■ **WHAT YOU ARE ASKED TO DO**: Leave out the pictures, and retype the remaining data exactly.

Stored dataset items
——————————

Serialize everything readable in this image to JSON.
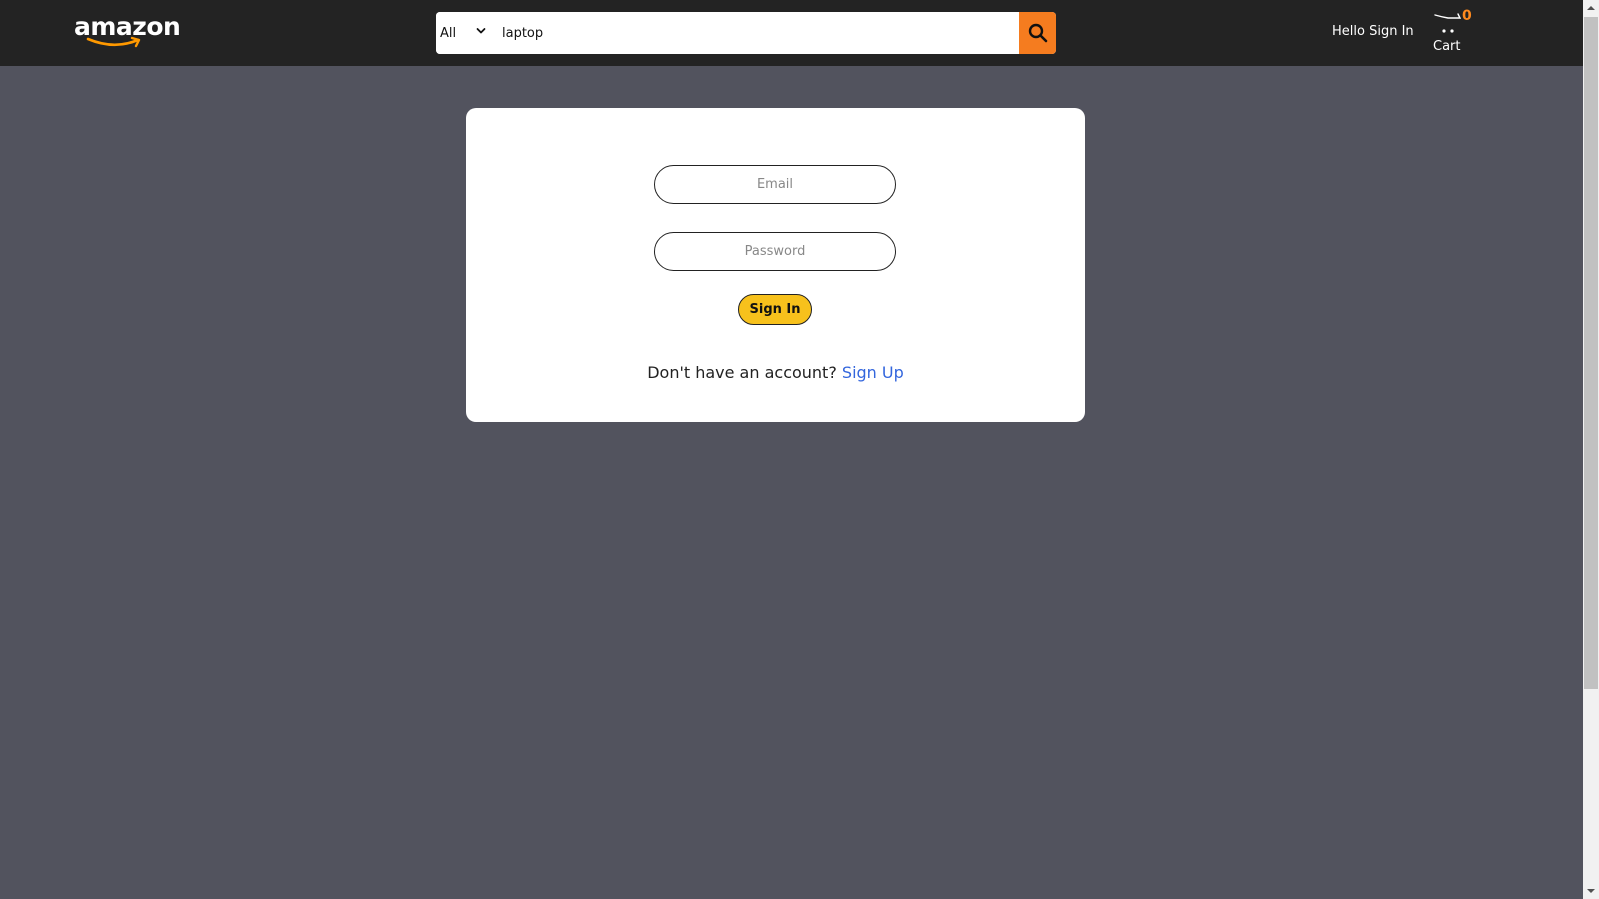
{
  "header": {
    "logo_text": "amazon",
    "search": {
      "category": "All",
      "value": "laptop",
      "button_icon": "search-icon"
    },
    "signin_text": "Hello Sign In",
    "cart": {
      "count": "0",
      "label": "Cart",
      "icon": "cart-icon"
    }
  },
  "form": {
    "email_placeholder": "Email",
    "password_placeholder": "Password",
    "signin_button": "Sign In",
    "signup_prompt": "Don't have an account?",
    "signup_link": "Sign Up"
  },
  "colors": {
    "header_bg": "#232323",
    "page_bg": "#52535e",
    "search_button": "#f57c1f",
    "signin_button": "#f7c11c",
    "cart_count": "#ff8a1e",
    "link": "#3366dd"
  }
}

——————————

■ **TASK SOLUTION**:
Serialize everything readable in this image to JSON.
{
  "header": {
    "logo_text": "amazon",
    "search": {
      "category": "All",
      "value": "laptop",
      "button_icon": "search-icon"
    },
    "signin_text": "Hello Sign In",
    "cart": {
      "count": "0",
      "label": "Cart",
      "icon": "cart-icon"
    }
  },
  "form": {
    "email_placeholder": "Email",
    "password_placeholder": "Password",
    "signin_button": "Sign In",
    "signup_prompt": "Don't have an account?",
    "signup_link": "Sign Up"
  },
  "colors": {
    "header_bg": "#232323",
    "page_bg": "#52535e",
    "search_button": "#f57c1f",
    "signin_button": "#f7c11c",
    "cart_count": "#ff8a1e",
    "link": "#3366dd"
  }
}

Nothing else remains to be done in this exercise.